Skip to main content

Lately, I’ve been reading the mystics. You know, Christians from a different time and place who speak of love as the highest knowledge, calling us to the God beyond God—the God who cannot be rationally known, only encountered. I know our protestant sensibilities react negatively to this, conjuring up monks walled off from the world, living in caves, hating all things human. But that’s just a caricature, the example we need to justify our worldly existence. Maybe all of our doing isn’t worth doing, maybe it’s more of a distraction than serving Jesus. This is what the mystics tell us.

The mystics also remind us that God is not found in our emotions, our senses, or our carefully manufactured experiences. God is found in nothing, in darkness, in the cracks of our constructed identity. This past week, for me, was one to forget. Beyond all that happened hangs a malaise of meaninglessness in which all the striving seems to be for naught. You know, when the threads of the world get stretched and the seams begin to open up. Not because of anything traumatic, just the slow drip of nothing. The realization that what mattered so much at one point in life doesn’t really matter at all. For much of contemporary Christianity this experience is covered up with overly spiritualized language because there’s nothing more unspiritual than nothingness… darkness… the fragmentation of a constructed life. But this is where the mystics live, it’s where they silently listen, it’s where they encounter God.

There’s something beautiful about being able to finally let go, to no longer feel the need to cover the darkness with words, to stare directly into it and let yourself be overcome. It’s only by letting ourselves be overwhelmed by darkness that we are finally open to the possibility of life. This is the gospel according to Elijah, Jonah, and of course Jesus. This is the experience of St. John of the Cross, Julian of Norwich, and Thomas Merton. This is the beauty of Ash Wednesday when we remember we are nothing but beautiful dust. Thanks be to God.

Jason Lief

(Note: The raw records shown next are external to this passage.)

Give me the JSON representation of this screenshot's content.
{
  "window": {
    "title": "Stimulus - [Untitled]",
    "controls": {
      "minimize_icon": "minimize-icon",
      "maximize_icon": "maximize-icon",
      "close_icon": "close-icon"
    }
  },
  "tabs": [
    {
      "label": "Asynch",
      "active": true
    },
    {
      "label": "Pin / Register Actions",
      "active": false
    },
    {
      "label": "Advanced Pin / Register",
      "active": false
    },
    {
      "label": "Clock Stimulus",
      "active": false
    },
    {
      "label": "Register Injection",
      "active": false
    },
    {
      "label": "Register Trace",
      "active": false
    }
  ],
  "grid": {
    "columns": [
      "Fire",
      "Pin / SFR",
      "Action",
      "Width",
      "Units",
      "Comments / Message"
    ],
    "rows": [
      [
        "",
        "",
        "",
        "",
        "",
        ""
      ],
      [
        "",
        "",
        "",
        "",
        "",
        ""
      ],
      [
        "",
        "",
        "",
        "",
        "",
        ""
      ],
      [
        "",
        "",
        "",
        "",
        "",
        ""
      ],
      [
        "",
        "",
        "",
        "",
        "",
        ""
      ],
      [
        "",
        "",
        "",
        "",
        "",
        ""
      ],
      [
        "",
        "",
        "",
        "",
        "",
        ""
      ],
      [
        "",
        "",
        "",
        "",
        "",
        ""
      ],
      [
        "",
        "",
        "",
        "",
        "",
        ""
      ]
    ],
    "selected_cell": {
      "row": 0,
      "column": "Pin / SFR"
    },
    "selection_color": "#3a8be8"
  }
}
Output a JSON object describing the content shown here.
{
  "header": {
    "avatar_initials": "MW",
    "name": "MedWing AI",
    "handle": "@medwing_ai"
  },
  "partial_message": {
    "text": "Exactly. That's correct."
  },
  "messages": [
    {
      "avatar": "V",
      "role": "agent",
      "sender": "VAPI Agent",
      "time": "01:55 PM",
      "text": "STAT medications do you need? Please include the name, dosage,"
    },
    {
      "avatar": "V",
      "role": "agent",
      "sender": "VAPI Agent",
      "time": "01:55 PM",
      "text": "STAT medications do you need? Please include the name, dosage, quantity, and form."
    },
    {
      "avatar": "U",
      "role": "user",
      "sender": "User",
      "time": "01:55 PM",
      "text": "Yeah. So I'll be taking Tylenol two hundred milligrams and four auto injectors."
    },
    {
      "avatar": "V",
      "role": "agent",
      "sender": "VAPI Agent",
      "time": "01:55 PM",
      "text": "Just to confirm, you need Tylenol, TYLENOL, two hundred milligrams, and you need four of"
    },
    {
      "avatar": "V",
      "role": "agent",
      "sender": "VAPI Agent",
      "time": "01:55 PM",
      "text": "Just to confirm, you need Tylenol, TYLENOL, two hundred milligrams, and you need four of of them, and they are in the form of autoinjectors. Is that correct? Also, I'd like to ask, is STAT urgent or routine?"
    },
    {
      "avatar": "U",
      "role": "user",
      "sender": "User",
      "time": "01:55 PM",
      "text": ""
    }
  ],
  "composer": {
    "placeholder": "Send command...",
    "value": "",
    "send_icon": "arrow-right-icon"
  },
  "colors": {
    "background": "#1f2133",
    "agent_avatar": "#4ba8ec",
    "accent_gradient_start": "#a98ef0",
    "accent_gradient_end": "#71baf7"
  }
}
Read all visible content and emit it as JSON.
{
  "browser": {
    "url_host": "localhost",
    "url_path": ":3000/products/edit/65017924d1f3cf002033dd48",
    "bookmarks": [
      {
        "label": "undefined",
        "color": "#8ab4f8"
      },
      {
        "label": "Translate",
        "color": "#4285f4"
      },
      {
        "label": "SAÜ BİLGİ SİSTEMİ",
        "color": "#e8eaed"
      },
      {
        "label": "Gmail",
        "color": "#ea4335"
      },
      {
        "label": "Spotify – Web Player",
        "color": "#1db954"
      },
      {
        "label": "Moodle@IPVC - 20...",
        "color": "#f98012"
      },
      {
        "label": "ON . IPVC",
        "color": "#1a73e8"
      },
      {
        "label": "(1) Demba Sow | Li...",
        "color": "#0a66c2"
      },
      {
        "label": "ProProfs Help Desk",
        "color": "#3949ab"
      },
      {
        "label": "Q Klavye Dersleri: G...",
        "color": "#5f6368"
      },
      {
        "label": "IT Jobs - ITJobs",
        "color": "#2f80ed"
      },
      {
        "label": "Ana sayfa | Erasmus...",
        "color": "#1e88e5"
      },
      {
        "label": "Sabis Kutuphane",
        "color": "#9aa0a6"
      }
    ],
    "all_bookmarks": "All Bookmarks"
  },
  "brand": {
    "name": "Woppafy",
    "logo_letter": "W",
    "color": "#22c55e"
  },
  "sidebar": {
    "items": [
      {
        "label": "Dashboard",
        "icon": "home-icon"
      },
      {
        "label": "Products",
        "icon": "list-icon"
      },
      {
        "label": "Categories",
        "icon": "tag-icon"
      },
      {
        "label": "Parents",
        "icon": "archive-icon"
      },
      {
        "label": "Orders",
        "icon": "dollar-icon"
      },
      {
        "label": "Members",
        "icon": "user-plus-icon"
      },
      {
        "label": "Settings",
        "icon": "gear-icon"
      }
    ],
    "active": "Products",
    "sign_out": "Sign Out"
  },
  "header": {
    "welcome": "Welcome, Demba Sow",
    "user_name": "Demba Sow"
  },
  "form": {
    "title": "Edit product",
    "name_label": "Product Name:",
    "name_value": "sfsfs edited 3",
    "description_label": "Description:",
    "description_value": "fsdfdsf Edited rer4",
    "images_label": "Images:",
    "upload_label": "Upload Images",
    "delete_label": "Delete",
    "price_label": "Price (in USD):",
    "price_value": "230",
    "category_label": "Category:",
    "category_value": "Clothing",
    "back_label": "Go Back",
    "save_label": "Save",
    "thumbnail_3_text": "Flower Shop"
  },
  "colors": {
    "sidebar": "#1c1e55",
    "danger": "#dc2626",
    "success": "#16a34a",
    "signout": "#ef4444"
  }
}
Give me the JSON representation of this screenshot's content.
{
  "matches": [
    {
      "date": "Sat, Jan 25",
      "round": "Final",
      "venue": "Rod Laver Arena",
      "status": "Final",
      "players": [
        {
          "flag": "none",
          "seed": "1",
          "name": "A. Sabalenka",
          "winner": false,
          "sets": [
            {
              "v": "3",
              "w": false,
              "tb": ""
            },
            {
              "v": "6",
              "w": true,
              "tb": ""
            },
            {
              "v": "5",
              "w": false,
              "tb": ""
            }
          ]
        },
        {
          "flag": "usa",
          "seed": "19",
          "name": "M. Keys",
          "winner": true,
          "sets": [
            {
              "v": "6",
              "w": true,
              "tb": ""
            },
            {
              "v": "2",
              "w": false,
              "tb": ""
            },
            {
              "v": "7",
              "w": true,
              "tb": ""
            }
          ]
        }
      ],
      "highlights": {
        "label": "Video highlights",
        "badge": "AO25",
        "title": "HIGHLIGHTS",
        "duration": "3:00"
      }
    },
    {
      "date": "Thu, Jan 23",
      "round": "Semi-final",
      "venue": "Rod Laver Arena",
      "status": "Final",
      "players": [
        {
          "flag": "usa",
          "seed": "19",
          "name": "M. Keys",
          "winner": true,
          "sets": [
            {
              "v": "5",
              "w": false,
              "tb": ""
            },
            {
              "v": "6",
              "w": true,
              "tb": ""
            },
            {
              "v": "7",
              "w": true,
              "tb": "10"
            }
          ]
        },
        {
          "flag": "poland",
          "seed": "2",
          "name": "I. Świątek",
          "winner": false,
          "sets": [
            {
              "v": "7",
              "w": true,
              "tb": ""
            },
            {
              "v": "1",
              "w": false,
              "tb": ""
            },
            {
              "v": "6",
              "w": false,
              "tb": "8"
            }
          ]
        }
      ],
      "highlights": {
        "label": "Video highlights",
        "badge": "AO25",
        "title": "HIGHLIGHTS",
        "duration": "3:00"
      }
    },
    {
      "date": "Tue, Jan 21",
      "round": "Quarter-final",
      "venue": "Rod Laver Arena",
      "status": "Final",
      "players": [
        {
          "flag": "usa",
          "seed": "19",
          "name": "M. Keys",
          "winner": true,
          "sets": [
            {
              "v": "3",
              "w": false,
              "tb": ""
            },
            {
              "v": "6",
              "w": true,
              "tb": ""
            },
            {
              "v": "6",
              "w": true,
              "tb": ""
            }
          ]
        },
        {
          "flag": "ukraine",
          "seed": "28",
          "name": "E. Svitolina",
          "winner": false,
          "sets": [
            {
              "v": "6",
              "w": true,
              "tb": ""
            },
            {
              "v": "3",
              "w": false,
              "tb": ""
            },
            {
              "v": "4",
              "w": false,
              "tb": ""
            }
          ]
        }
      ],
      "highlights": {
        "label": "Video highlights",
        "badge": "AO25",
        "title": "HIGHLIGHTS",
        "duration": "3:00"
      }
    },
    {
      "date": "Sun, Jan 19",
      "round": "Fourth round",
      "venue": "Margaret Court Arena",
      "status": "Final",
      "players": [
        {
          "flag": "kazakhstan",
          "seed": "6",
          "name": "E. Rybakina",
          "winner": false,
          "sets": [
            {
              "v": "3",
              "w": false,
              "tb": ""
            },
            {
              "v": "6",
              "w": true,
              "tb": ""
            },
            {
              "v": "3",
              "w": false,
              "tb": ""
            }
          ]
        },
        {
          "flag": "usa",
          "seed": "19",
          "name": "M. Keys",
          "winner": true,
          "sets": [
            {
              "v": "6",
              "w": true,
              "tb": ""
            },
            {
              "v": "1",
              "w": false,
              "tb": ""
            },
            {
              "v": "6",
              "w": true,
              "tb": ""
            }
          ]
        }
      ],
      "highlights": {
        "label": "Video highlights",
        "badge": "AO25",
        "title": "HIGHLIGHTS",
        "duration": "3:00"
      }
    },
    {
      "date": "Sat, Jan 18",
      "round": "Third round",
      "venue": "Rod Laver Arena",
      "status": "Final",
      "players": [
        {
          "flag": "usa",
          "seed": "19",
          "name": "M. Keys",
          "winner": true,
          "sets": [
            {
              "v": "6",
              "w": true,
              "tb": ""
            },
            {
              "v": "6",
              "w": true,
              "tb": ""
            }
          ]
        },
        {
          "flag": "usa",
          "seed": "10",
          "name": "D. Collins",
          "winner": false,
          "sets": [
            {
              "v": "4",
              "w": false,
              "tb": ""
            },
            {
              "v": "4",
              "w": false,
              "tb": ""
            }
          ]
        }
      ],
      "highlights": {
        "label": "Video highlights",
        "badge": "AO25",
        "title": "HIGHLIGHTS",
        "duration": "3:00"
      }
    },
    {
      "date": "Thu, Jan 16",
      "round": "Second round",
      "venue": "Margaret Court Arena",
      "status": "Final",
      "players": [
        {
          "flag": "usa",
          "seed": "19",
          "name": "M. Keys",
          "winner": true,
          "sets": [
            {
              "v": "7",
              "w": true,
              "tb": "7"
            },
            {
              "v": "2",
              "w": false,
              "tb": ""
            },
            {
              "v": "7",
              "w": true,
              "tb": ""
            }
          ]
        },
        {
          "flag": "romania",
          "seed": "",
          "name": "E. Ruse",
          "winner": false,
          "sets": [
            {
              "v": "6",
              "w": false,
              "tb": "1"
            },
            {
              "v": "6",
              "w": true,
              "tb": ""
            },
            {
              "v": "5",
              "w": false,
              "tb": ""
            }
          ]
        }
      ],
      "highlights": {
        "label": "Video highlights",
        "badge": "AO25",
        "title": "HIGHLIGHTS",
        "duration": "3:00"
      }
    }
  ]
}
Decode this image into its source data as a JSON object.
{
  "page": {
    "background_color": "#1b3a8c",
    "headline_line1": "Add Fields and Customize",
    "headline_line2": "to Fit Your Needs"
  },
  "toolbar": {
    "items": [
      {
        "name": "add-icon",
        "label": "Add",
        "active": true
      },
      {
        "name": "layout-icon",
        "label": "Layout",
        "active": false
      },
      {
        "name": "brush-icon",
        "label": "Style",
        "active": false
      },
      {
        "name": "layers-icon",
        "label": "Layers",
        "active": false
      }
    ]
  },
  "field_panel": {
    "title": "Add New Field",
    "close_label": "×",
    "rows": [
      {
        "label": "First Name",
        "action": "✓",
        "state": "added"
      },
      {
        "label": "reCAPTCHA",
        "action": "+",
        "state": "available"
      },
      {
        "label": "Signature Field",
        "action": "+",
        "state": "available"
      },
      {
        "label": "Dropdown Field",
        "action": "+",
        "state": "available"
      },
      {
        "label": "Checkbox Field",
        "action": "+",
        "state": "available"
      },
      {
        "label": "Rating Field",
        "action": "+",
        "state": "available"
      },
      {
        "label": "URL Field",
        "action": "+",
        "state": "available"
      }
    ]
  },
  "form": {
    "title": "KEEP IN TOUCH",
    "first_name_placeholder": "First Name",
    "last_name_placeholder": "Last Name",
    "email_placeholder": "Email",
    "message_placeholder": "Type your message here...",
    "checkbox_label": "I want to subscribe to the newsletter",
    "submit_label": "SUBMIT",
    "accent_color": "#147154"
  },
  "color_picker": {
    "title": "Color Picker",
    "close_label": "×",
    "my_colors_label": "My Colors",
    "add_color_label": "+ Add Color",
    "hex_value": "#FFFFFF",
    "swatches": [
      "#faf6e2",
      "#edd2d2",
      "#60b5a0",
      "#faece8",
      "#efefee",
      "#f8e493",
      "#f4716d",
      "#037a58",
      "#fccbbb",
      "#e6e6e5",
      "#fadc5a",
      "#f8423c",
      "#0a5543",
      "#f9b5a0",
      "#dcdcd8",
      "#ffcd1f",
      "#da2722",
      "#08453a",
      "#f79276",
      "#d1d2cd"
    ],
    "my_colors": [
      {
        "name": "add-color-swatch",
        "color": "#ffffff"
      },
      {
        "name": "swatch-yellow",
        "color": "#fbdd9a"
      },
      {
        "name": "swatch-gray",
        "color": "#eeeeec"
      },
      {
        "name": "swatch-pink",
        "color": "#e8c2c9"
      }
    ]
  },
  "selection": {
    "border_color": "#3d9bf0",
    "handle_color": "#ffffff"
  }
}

Jason Lief teaches Practical Theology at Northwestern College in Orange City, Iowa. He served as editor of Reformed Journal for many years and was one of the original bloggers on the RJ blog. You can find more of his writing at


Leave a Reply